Seven iron ingots commemorating a barge-pulling event in July 2015
Nine granite boulders, each with a miniature reservoir carved into its upper face
Lettering carved into opposite walls of the canal, marking past and present water levels
The RESERVOIR carvings make a connection between the canal, which is often seen as an inert stretch of water – a big ditch – and the wider network of waterways that feed it. Every day, one of Scottish Canals’ employees monitors rainfall and travels over 100 miles to visit the reservoirs and feeder channels across central Scotland that supply water to the Forth and Clyde Canal.

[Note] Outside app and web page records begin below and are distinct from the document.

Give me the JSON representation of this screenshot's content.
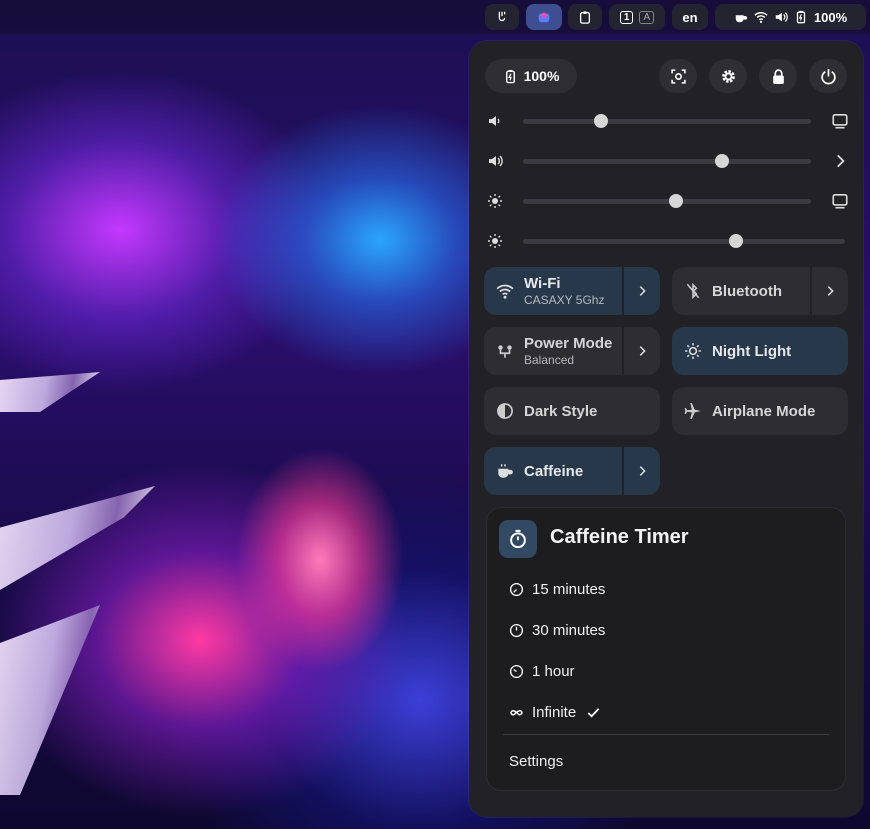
{
  "topbar": {
    "indicators": [
      "caffeine-sidebar-icon",
      "app-icon",
      "clipboard-icon"
    ],
    "workspace_1": "1",
    "workspace_2": "A",
    "language": "en",
    "battery": "100%"
  },
  "quick_settings": {
    "battery_chip": "100%",
    "header_buttons": [
      "screenshot-icon",
      "gear-icon",
      "lock-icon",
      "power-icon"
    ],
    "sliders": [
      {
        "name": "volume-output-1",
        "level": 0.27,
        "end_icon": "monitor-icon"
      },
      {
        "name": "volume-output-2",
        "level": 0.69,
        "end_icon": "chevron-right-icon"
      },
      {
        "name": "brightness-display",
        "level": 0.53,
        "end_icon": "monitor-icon"
      },
      {
        "name": "brightness-keyboard",
        "level": 0.66,
        "end_icon": ""
      }
    ],
    "tiles": {
      "wifi": {
        "title": "Wi-Fi",
        "subtitle": "CASAXY 5Ghz",
        "active": true
      },
      "bluetooth": {
        "title": "Bluetooth",
        "active": false
      },
      "power_mode": {
        "title": "Power Mode",
        "subtitle": "Balanced",
        "active": false
      },
      "night_light": {
        "title": "Night Light",
        "active": true
      },
      "dark_style": {
        "title": "Dark Style",
        "active": false
      },
      "airplane_mode": {
        "title": "Airplane Mode",
        "active": false
      },
      "caffeine": {
        "title": "Caffeine",
        "active": true
      }
    },
    "caffeine_menu": {
      "title": "Caffeine Timer",
      "items": [
        "15 minutes",
        "30 minutes",
        "1 hour",
        "Infinite"
      ],
      "selected": "Infinite",
      "settings": "Settings"
    }
  },
  "colors": {
    "panel_bg": "#222226",
    "tile_bg": "#2d2d32",
    "tile_active_bg": "#27384b",
    "menu_bg": "#1d1d20"
  }
}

At each, he adjusts sluice gates, clears blockages and regulates water flow to ensure that the canal’s water level is maintained.
Davie MacRoberts, Scottish Canals’ operatives’ supervisor, is pleased with the installation of the carved reservoirs, one of which is outside the workshop at Scottish Canals Head Office. ‘The reservoir carvings show employees what they are dealing with — what the reservoirs would look like when empty’.
The carvings were made by artist, David Wilson, and are based on Scottish Canals’ hydrological survey drawings of Birkenburn Loch, Black Loch, Lilly Loch, Townhead Reservoir and Hillend Reservoir. Four of the smaller reservoirs (Bishop Loch, Johnston Loch, Lochend Loch and Woodend Loch) are no longer connected to the network and so additional surveys of these much smaller and shallower lochs were commissioned from the University of Glasgow’s School of Geographical and Earth Sciences, and new drawings made.
The RESERVOIR boulders respond to changing atmospheric conditions: rainwater gathers in the carved basins and spills out through grooved outflows or evaporates. The surfaces of the miniature lochs and reservoirs are dimpled by rain showers, ruffled by wind and, occasionally, stilled by freezing temperatures.